WASHINGTON, Nov. 25 (UPI) -- Ten former NHL players filed suit against the NHL Monday in Washington, alleging the league failed to protect them against concussions.
In documents filed with U.S. District Court, the players claim the NHL failed to keep them safe from concussions despite long-standing medical evidence linking their injuries to neurological damage stretching back decades.
After establishing a concussion program in 1997, the suit alleges, the NHL "did nothing to protect its players from unnecessary harm until 2010," by which time "many NHL players were forced to retire due to the lingering effects caused by concussions."
Saying the NHL has nurtured a "nurtured a culture of violence" through the glorification of fighting, plaintiffs including former St. Louis Blues forward Curt Bennett and ex-Toronto Maple Leaf Richard Vaive claimed the league refused to ban fighting and body checking "despite the mountain of evidence connecting hockey to brain injuries."
NHL Deputy Commissioner Bill Daly issued a statement defending the league's anti-concussion efforts.

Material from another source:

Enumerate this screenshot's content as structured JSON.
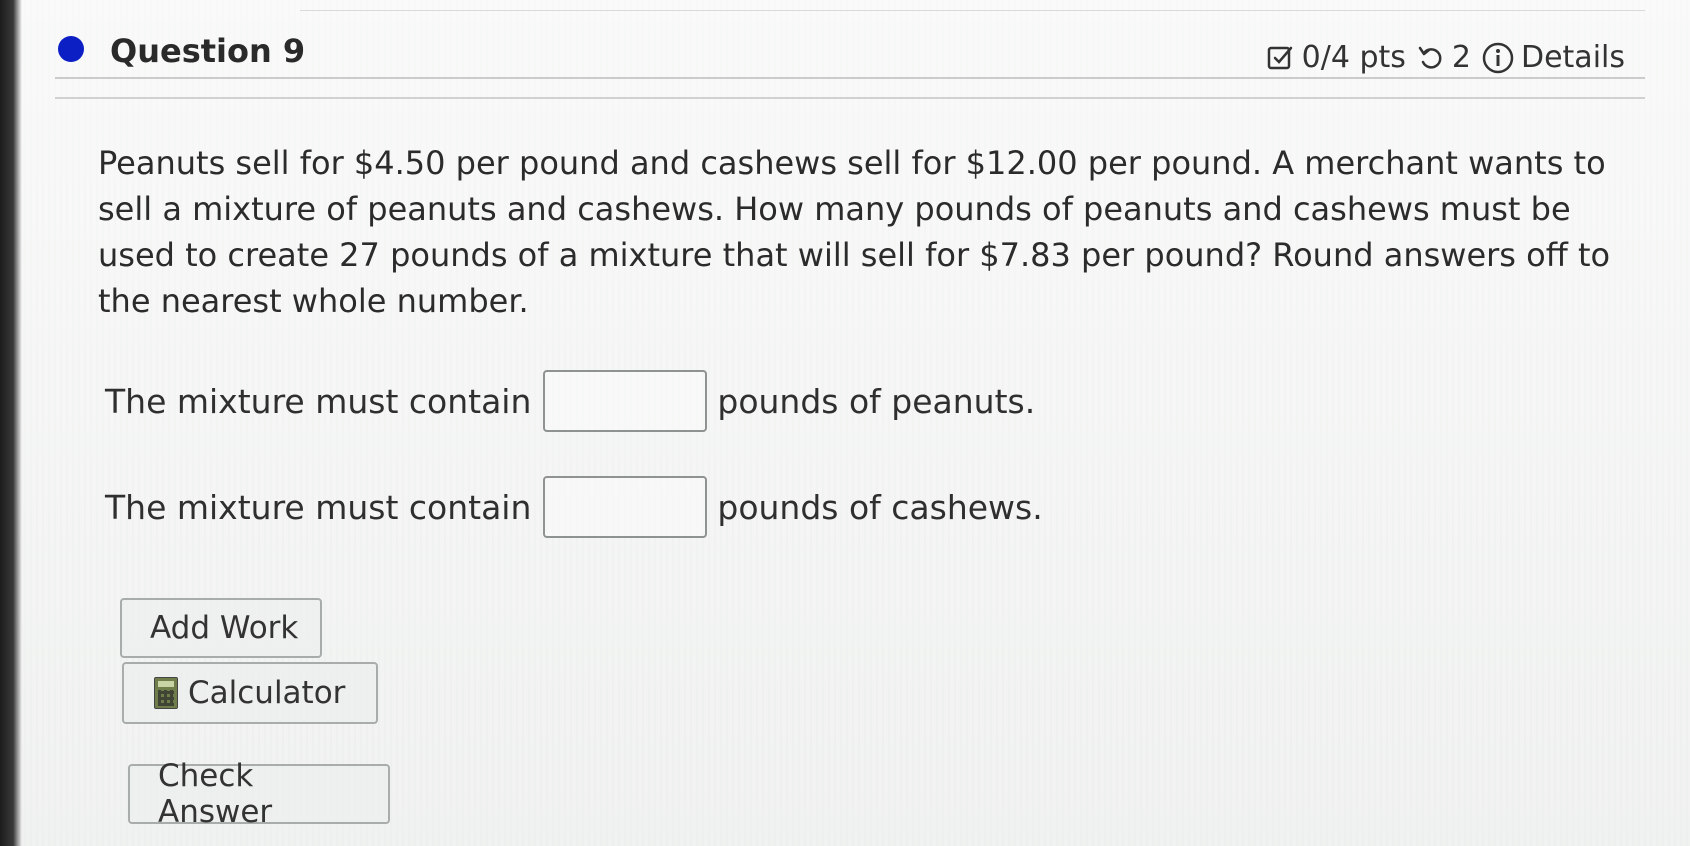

"While the subject matter is very serious, we are completely satisfied with the responsible manner in which the league and the Players' Association have managed player safety over time, including with respect to head injuries and concussions," he said.